## PROBLEM STATEMENT
When a line of the records below contains the string "selection", copy that whole line.

## Dataset items

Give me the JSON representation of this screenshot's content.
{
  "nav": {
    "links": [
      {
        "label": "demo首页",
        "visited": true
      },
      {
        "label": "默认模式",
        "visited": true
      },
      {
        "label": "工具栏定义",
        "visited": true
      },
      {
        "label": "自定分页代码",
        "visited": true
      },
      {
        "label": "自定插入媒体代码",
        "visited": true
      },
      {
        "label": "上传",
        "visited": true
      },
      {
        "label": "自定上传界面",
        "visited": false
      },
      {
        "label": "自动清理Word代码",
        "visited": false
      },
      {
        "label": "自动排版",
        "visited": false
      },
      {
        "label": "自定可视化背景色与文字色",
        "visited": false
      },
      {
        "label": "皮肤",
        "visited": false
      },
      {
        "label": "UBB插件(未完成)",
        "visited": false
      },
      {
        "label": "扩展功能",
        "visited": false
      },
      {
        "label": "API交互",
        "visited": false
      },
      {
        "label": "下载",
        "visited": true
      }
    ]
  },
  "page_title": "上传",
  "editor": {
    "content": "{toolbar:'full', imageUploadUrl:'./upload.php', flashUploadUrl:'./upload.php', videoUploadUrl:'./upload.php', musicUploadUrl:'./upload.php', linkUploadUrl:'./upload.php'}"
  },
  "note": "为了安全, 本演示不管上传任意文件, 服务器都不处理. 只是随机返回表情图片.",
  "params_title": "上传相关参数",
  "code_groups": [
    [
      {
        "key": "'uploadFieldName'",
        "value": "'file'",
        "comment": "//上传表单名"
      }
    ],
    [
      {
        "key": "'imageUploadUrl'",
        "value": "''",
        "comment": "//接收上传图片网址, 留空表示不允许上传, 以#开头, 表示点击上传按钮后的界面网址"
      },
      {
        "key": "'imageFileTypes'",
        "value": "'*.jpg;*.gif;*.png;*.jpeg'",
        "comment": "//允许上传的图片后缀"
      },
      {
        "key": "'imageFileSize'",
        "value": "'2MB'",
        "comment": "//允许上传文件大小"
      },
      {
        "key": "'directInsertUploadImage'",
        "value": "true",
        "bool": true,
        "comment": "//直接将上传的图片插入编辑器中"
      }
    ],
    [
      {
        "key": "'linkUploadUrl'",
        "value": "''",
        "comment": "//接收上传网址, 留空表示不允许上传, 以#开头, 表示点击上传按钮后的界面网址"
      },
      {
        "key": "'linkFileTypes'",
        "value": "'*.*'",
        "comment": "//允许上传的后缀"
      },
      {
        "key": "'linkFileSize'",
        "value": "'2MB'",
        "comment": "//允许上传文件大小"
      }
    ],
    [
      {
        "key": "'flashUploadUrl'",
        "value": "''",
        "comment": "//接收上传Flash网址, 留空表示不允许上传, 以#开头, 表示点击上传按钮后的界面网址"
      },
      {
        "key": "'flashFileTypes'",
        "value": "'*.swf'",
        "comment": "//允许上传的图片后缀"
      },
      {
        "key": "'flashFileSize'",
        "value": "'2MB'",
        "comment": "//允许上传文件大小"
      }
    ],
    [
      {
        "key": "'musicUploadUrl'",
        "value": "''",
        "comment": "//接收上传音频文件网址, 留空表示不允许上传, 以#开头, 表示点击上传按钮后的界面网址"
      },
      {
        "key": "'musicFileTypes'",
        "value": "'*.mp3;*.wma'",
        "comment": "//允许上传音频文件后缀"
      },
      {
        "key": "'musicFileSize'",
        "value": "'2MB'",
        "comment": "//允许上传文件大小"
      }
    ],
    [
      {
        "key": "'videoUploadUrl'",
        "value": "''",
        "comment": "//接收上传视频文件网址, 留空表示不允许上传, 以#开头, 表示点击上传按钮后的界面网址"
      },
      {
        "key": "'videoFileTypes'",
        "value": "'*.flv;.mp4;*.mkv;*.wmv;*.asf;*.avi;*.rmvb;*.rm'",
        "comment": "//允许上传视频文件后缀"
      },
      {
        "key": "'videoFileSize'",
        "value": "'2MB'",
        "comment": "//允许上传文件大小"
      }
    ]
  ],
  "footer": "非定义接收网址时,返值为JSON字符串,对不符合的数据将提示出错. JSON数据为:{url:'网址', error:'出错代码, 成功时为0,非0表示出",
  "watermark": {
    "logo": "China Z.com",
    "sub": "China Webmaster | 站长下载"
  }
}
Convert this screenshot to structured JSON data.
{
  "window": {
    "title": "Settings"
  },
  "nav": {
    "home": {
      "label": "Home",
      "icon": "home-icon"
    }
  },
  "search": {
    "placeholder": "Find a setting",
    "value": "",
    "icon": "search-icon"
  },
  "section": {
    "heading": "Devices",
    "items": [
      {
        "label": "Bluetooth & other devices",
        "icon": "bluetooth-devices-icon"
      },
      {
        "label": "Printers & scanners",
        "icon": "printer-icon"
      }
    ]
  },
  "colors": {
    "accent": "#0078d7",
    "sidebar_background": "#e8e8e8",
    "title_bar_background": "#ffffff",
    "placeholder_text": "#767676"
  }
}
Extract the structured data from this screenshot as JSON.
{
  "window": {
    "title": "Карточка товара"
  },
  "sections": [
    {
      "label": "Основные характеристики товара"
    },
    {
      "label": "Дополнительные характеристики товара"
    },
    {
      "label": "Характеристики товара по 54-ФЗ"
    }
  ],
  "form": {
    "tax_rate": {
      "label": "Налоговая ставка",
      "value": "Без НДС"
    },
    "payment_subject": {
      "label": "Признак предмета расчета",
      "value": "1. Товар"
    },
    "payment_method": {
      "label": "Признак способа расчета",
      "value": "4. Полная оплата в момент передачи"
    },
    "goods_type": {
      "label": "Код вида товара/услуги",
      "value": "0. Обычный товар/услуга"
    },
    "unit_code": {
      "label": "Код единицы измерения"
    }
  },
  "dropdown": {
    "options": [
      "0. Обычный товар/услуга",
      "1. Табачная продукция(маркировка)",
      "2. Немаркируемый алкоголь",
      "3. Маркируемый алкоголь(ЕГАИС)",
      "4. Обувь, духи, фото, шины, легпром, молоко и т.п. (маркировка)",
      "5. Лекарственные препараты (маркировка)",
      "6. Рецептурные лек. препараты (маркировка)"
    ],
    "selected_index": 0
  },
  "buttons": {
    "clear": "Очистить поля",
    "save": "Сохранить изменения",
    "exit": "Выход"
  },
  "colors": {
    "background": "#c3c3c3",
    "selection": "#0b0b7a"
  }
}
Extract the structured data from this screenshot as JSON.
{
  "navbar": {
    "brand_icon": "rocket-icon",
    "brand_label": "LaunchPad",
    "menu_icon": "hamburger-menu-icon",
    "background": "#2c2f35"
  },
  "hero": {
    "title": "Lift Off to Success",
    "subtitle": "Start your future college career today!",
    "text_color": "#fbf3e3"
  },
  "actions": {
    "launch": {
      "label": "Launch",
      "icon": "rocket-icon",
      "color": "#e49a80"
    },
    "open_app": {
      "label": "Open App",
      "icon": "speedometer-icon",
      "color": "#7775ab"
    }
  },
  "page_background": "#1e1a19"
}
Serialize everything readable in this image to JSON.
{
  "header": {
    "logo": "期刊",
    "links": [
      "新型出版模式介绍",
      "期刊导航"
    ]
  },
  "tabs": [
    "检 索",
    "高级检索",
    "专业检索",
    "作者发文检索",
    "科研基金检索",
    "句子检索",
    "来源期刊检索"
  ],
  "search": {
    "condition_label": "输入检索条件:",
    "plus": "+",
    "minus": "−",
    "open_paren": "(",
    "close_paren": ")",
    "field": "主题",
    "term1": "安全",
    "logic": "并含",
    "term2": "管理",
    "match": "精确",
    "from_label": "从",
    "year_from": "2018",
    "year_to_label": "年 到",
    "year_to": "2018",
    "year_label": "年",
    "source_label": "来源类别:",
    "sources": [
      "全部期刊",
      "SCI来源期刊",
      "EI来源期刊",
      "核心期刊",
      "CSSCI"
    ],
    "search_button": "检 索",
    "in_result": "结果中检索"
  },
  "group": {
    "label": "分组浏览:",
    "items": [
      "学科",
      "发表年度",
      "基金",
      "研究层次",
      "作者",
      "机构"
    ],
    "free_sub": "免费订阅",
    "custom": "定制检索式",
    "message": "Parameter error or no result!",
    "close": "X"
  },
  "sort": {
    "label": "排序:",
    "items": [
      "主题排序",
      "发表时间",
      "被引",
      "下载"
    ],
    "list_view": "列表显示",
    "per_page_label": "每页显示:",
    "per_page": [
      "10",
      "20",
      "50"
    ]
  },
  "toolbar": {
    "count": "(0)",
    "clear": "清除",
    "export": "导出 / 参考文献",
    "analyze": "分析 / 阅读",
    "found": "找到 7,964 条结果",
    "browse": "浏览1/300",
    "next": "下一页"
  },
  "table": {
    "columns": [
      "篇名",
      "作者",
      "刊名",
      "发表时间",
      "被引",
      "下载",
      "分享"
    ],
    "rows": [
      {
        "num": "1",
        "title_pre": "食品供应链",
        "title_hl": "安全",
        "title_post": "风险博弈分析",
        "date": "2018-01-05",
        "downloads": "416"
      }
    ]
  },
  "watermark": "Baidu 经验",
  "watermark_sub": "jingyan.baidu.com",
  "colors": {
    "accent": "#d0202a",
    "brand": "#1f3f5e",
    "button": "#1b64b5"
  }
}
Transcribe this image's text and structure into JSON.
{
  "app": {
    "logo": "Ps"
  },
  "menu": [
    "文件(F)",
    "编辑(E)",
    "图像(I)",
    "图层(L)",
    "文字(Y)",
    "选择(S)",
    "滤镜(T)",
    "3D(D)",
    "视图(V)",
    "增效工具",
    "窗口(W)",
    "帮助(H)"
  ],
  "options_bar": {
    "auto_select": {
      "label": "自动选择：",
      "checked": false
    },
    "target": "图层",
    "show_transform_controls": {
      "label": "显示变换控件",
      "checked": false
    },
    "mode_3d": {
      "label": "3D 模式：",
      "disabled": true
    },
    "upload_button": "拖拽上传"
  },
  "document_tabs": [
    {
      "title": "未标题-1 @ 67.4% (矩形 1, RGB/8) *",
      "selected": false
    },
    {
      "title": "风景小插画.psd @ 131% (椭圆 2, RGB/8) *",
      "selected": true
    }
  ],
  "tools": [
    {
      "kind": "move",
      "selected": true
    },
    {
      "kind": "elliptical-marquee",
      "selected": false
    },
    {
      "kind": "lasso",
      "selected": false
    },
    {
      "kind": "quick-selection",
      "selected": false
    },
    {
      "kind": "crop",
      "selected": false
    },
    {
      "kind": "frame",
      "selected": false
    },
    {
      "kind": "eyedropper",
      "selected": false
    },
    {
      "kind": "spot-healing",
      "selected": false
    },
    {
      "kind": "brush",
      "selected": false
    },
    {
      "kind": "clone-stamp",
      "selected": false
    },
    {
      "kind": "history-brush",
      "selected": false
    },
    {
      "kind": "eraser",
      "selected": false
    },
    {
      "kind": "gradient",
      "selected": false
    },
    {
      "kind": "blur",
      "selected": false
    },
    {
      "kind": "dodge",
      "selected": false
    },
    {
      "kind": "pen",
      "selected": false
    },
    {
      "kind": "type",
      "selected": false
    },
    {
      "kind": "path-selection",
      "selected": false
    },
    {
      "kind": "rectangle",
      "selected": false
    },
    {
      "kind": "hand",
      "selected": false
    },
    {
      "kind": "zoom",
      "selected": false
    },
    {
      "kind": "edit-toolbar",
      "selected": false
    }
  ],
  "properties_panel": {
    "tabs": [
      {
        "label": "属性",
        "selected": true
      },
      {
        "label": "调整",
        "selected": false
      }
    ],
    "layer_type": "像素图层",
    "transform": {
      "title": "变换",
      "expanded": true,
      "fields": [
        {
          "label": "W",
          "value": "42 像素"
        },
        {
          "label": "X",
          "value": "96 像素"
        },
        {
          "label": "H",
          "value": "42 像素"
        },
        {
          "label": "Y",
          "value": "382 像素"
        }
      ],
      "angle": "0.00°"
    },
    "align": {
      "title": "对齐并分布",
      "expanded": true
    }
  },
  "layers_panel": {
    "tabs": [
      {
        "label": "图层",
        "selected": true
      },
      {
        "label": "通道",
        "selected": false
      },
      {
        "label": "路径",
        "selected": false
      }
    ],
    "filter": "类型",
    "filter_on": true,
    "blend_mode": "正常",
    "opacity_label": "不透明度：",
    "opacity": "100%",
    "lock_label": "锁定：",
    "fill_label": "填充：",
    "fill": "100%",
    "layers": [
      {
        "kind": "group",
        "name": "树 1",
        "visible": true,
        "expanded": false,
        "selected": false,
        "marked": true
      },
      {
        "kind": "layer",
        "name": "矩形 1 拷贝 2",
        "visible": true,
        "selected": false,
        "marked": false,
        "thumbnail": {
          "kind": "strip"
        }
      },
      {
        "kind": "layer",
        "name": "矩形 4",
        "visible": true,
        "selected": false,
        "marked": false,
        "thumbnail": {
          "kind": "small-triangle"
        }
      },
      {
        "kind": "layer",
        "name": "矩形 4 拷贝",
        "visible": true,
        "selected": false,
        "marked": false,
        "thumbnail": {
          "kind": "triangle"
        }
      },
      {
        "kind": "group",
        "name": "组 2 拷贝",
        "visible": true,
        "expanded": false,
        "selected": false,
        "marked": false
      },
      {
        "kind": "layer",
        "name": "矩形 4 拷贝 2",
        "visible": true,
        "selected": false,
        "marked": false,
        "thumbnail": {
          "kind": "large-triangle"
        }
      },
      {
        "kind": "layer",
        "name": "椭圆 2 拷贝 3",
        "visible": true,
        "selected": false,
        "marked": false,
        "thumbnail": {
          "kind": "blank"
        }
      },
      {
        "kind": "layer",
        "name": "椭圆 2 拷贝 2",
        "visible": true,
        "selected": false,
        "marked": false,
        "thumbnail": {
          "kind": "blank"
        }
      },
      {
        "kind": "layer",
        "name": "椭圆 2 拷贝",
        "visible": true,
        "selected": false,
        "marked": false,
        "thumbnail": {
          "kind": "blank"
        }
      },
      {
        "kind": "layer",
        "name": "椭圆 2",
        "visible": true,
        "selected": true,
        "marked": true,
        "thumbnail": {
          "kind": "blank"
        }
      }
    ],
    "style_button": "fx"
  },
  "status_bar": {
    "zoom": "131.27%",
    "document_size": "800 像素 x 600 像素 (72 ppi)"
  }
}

## TASK RESULT
    "selection": "#0b0b7a"
      "kind": "quick-selection",
      "kind": "path-selection",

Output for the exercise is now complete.